In addition to the main Church, the Castle  is Maribor's chief architecturral monument. It was built in 1478 by Emperor Friedrich III, in the northeastern part of town, in order to fortify the corner of the town wall. After the Turkish seige of Maribor in 1532, they erected in the place of the corner tower a brick building (bastille) under the supervision of the celebrated fortifications master-builder Domenico dell' Allio (1556-1562). Later, the Castle was inhabited by a rich nobleman. In 1655 a Laurentine chapel was added at the south side of the Castle.

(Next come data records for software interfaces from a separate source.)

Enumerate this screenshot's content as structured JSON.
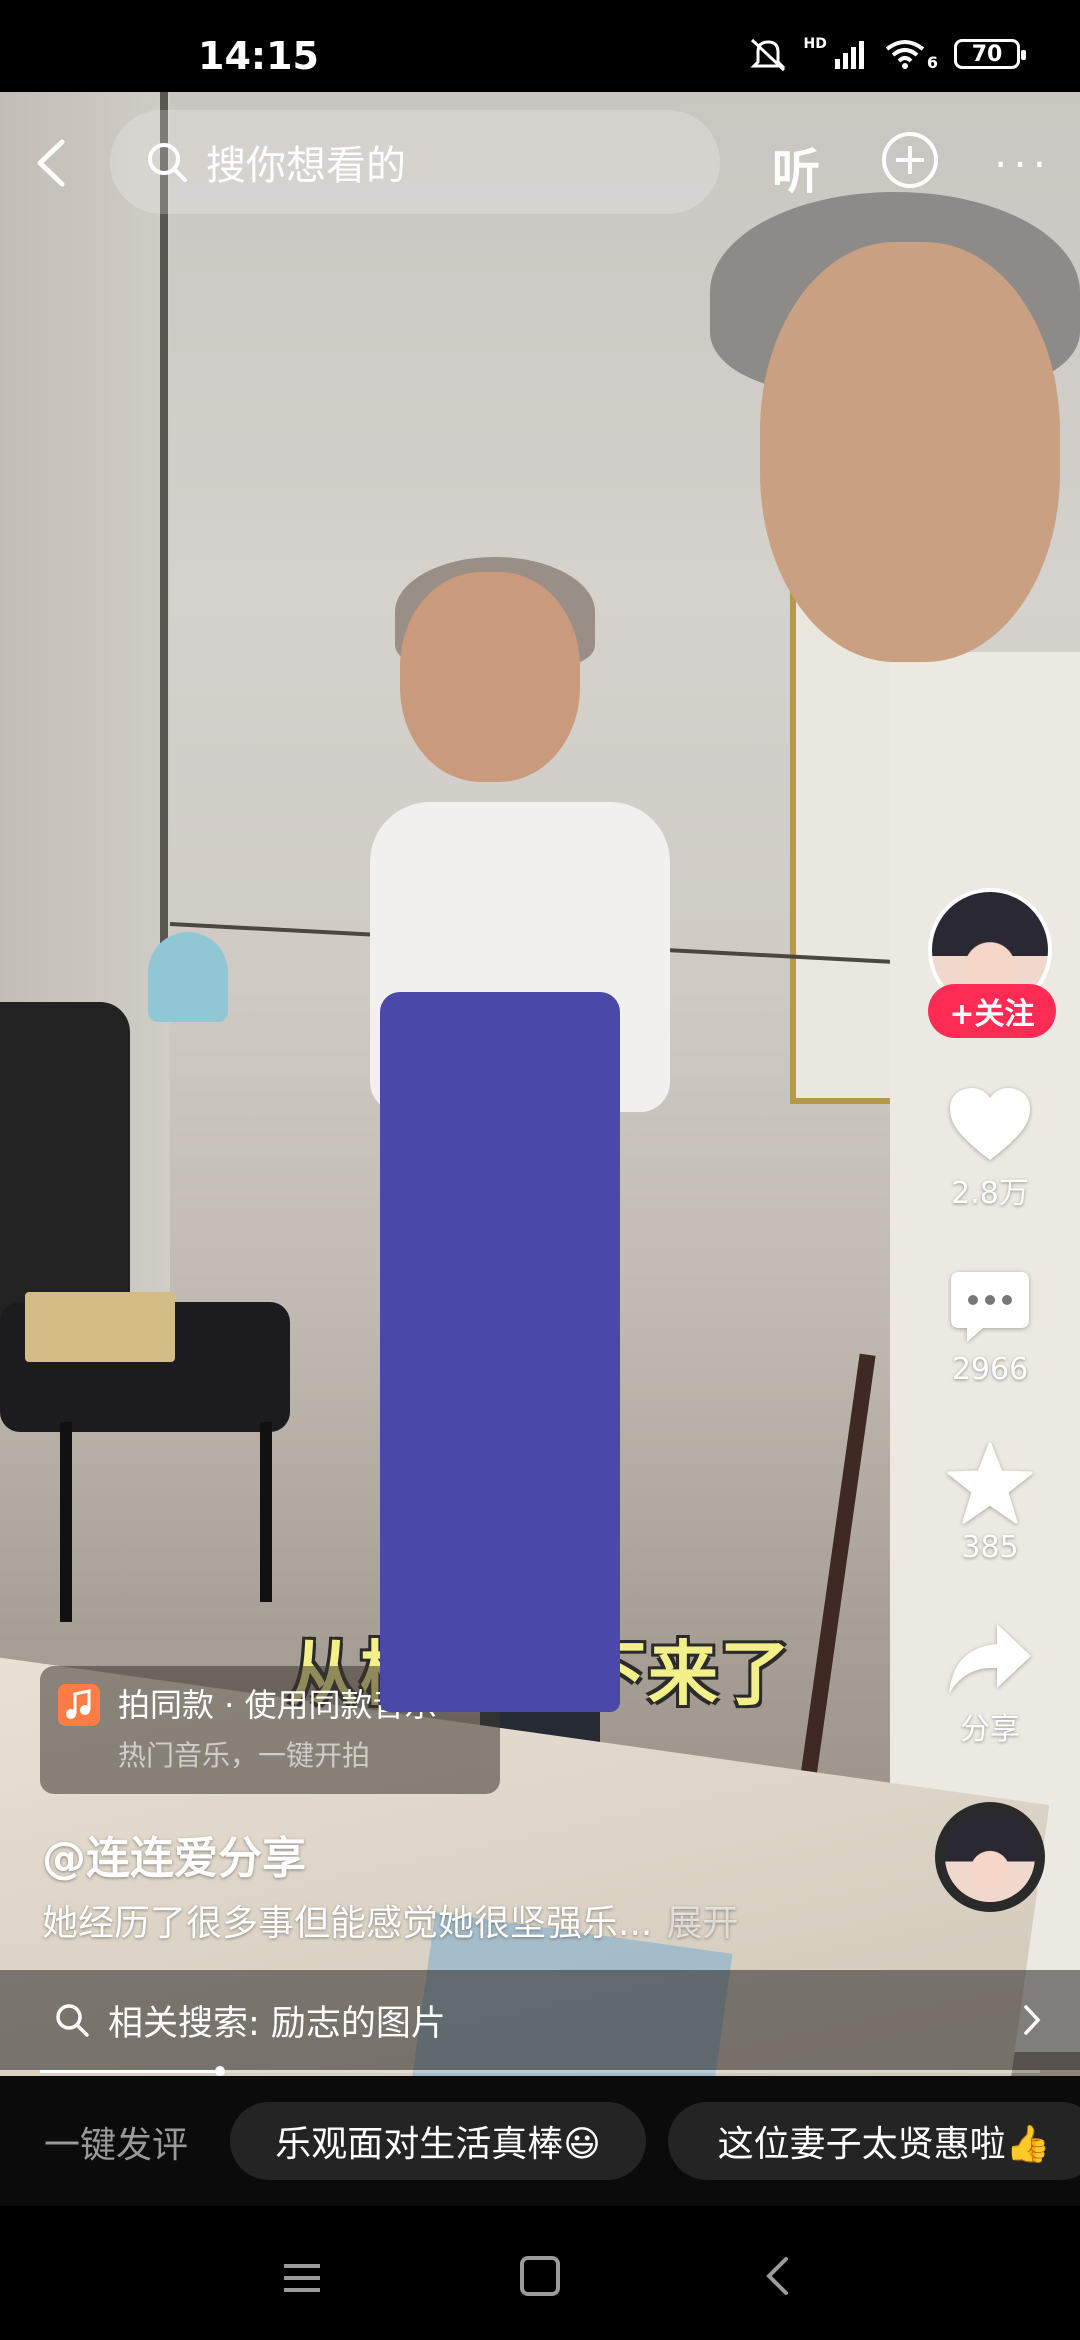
{
  "status_bar": {
    "time": "14:15",
    "network": "HD",
    "wifi": "6",
    "battery": "70"
  },
  "top_bar": {
    "search_placeholder": "搜你想看的",
    "listen_label": "听"
  },
  "video": {
    "subtitle": "从楼上掉下来了"
  },
  "actions": {
    "follow_label": "+关注",
    "likes": "2.8万",
    "comments": "2966",
    "favorites": "385",
    "share_label": "分享"
  },
  "music_card": {
    "title": "拍同款 · 使用同款音乐",
    "subtitle": "热门音乐，一键开拍"
  },
  "post": {
    "author": "@连连爱分享",
    "description": "她经历了很多事但能感觉她很坚强乐...",
    "expand_label": "展开"
  },
  "related_search": {
    "label": "相关搜索: 励志的图片"
  },
  "progress": {
    "played_fraction": 0.18
  },
  "quick_comments": {
    "label": "一键发评",
    "chips": [
      "乐观面对生活真棒😃",
      "这位妻子太贤惠啦👍"
    ]
  },
  "colors": {
    "follow_red": "#fe2c55",
    "subtitle_yellow": "#f3f08a"
  }
}
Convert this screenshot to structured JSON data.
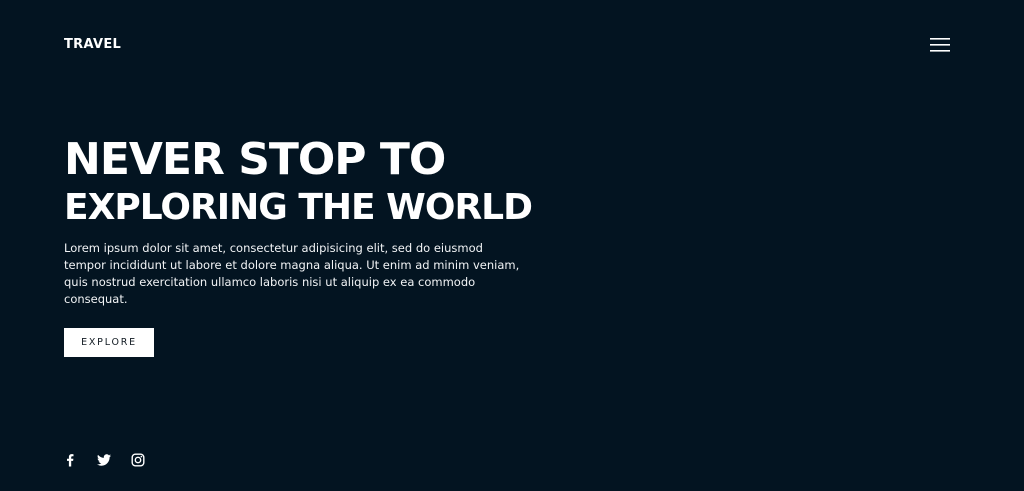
{
  "header": {
    "logo": "TRAVEL",
    "menu_icon": "hamburger-menu-icon"
  },
  "hero": {
    "title_line1": "NEVER STOP TO",
    "title_line2": "EXPLORING THE WORLD",
    "description": "Lorem ipsum dolor sit amet, consectetur adipisicing elit, sed do eiusmod tempor incididunt ut labore et dolore magna aliqua. Ut enim ad minim veniam, quis nostrud exercitation ullamco laboris nisi ut aliquip ex ea commodo consequat.",
    "cta_label": "EXPLORE"
  },
  "social": {
    "icons": [
      "facebook-icon",
      "twitter-icon",
      "instagram-icon"
    ]
  },
  "colors": {
    "background": "#031421",
    "text": "#ffffff",
    "button_bg": "#ffffff",
    "button_text": "#111a22"
  }
}
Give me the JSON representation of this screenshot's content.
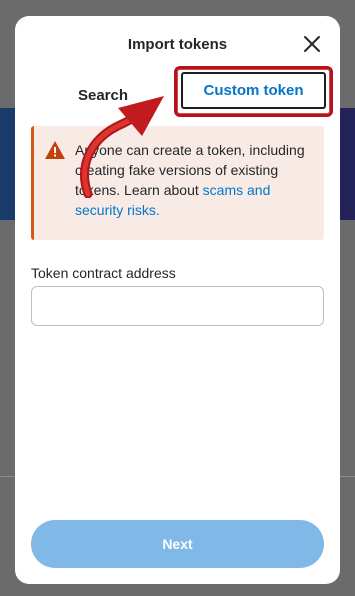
{
  "modal": {
    "title": "Import tokens",
    "close_icon": "close-icon"
  },
  "tabs": [
    {
      "label": "Search",
      "active": false
    },
    {
      "label": "Custom token",
      "active": true
    }
  ],
  "warning": {
    "icon": "warning-icon",
    "text": "Anyone can create a token, including creating fake versions of existing tokens. Learn about",
    "link": "scams and security risks."
  },
  "form": {
    "address_label": "Token contract address",
    "address_value": "",
    "address_placeholder": ""
  },
  "footer": {
    "next_label": "Next"
  },
  "colors": {
    "accent": "#0376c9",
    "warning_bg": "#f8ebe6",
    "warning_border": "#d15a1a",
    "next_button_disabled": "#80b8e8",
    "annotation_red": "#b5121b"
  }
}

This addition made the facade more dynamic. In 1661 a triangular front was added. The owners, the Counts Khisli, added land to the Castle. The coffee house Astoria and movie theatre Partizan were once the Castle outhouses and the Castle courtyard. In the eighteenth century, the new Castle owners, the Counts Brandis, rebuilt its western side. From 1741-1750 on, they added the grand staircase, which was richly adorned with sculptures. In this way the entire building took on a Rococo ambience. Above the Castle entrance stands the coat of arms of the noble families Brandis and Trauttmannsdorf. The focal point of the Castle is the Festival Hall (usually named The Knights' Hall, though the name is anachronistic), with its lavish interior design. It was furnished by the artists from the Quadri family and by Lorenz Laurigo. At the top of the oval ceiling there is an imposing painting of the mounted battle between the Christian and the Turkish armies. It was painted in 1763 by the Graz artist J.M. Gebler. In the nineteenth century, the Castle began to lose its original design. Its three steeples were removed. The one that was left is adjacent to the chapel. At its southeastern comer, its stone "Castle Gate" was removed. In 1871, when they were erecting a secondary school building (the present-day secondary humanistic school in Trg generala Maistra), they built Grajska ulica through the Castle courtyard. In 1933 the building that was falling into disrepair was bought by the town of Maribor; during 1937-1941, the building was renovated; in 1938 Pokrajinski muzej (the Regional Museum) took it over, and it has remained here until the present day. Several dignitaries had visited the Castle, or stayed there for short periods of time, among them the Emperors Leopold I and Karel VI, the Empress Maria Theresia; the Russian heir to the throne Tsar Pavel I, and Pope Pius VI. In 1846, the great pianist Franz Liszt gave a concert in Festival Hall. In 1941 Adolf Hitler spoke here, advocating ethnocide: " Make me this country German again!". The western wall of the administrative section of the Museum bears an oval memorial plaque to Professor Franjo Bas (1899-1967), founder of the present-day Museum and for many years its innovative director.
At the northwestern corner of the Castle complex stands the statue of Josip Jurcic (1844-1881). a Slovene novelist who edited the political paper "Slovenski narod" ("Slovene Nation") in Maribor. The statue is the work of the sculptor Lojze Kogovsek.
To the south the Castle opens into Grajski
trg (Castle Square), which narrows sharply as it leads into Vetrinjska
ulica. Opposite the Castle Florian's
Monument is situated. Almost after a century (1970) it again occupies
its former position, where once the town well stood. The location of the
monument adds to the balance and symmetry of the entire Square. The Orel
Hotel ("The Eagle') is a favourite local eating and drinking place.
In earlier times, it was the inn Pri crnem orlu ("At the Black Eagle")
and was much frequented by wagon drivers passing through town. The present
facade of the Orel Hotel, as it faces the Square and Slovenska ulica, dates
back to 1929.